_Problem description_. Count the lines below that hold the word "配置文件" and say how many, with no other text.

_Supplied data_.

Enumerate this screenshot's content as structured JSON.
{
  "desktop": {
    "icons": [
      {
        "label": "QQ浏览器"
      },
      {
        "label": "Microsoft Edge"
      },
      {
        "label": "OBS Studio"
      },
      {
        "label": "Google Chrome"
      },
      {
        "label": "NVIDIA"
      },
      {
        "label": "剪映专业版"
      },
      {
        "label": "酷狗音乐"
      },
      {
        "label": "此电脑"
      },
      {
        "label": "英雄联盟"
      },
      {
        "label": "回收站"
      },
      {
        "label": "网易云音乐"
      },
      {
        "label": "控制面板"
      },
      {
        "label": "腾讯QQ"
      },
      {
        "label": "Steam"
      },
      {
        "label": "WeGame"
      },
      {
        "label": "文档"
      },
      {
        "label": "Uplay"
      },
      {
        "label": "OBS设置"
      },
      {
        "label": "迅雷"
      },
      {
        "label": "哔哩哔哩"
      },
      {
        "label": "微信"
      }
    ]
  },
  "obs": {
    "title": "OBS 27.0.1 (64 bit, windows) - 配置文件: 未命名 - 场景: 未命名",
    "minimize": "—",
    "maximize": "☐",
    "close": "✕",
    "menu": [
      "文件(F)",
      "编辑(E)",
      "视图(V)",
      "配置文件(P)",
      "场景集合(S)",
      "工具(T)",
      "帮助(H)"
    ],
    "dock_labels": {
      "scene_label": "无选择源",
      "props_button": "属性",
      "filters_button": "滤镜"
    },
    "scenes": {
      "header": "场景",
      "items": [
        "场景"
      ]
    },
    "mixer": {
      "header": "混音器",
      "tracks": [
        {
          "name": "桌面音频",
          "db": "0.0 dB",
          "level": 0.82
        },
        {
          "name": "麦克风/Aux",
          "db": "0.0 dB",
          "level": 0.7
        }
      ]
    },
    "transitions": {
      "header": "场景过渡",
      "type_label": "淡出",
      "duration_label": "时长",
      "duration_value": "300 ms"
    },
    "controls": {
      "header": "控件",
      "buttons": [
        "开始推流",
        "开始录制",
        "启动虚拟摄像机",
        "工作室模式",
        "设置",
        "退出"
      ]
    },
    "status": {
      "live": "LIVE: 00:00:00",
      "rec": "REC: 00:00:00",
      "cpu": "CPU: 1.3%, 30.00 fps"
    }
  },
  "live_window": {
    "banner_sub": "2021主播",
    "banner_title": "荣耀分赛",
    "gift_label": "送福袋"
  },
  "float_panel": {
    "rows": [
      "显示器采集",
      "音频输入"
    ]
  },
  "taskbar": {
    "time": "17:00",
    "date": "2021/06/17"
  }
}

_Answer below_. 2